Cat Care – The Basics For a Happy and Healthy Feline

Cat care

More Cat Care Information:

Although cat care is relatively easy — especially when compared to caring for a dog, there are certain important things you should be aware of.

Cat Care Supplies

Before bringing your new kitten or cat home, from an individual or an animal shelter, make sure you’re prepared with the basic cat supplies. You’ll need a food and water bowl, quality cat food, collar with I.D. tag, litter box, litter, brush, and flea and tick medication if applicable.

Cat Health

No matter who or where you get your feline from — be sure to ask for any and all veterinarian or health records. This way you’ll be prepared when you take your new cat or kitten to the veterinarian. You should visit your vet soon as possible after the adoption, and then on a yearly basis — it’s a necessity of providing basic cat care.

While you’re at the veterinarian, have your cat spayed or neutered (if they aren’t already). It makes so much sense. Not only to help control the pet population, but for sanitary and health reasons as well.

An unfixed cat that goes outdoors wanders long distances and gets into fights on a regular basis — which can lead to all sorts of illnesses and expensive vet bills.

An unfixed indoor cat has problems too. A male sprays urine all over the place to mark his territory. And an unfixed female experiences a lot of stress when she goes into heat (which happens quite often) and is open to health issues.

Cat Safety

The safest way to care for your feline is to keep him/her indoors at all times, but many choose to let their cat outdoors part of the time. This is dangerous in high traffic areas and areas that have dangerous predators such as large dogs, coyotes, and other cats. If you’re going to let your cat outdoors, at least bring them indoors at night — that’s the most dangerous time for them.

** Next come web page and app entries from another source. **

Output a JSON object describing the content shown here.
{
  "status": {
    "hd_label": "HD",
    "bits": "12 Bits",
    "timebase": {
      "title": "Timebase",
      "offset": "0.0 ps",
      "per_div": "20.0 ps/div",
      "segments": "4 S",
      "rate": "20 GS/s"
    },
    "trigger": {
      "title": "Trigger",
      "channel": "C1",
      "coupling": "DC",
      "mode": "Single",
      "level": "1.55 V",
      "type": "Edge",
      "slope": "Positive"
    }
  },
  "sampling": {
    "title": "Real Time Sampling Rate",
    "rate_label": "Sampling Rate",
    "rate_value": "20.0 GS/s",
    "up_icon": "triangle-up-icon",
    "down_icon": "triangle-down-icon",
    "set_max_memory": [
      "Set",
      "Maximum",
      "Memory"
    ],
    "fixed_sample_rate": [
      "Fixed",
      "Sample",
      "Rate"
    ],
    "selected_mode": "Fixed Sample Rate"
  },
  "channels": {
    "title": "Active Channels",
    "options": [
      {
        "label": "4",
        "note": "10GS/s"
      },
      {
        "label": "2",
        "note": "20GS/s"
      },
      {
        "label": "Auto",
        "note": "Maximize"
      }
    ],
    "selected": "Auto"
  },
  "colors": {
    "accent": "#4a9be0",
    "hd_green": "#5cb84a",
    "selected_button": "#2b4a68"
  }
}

Good cat care means not over feeding your cat. Give them the quantity recommended on the cat food package label. An overweight cat is prone to many serious illnesses such as diabetes. And make sure that any food you buy contains a large percentage of real meat — as cats are carnivores.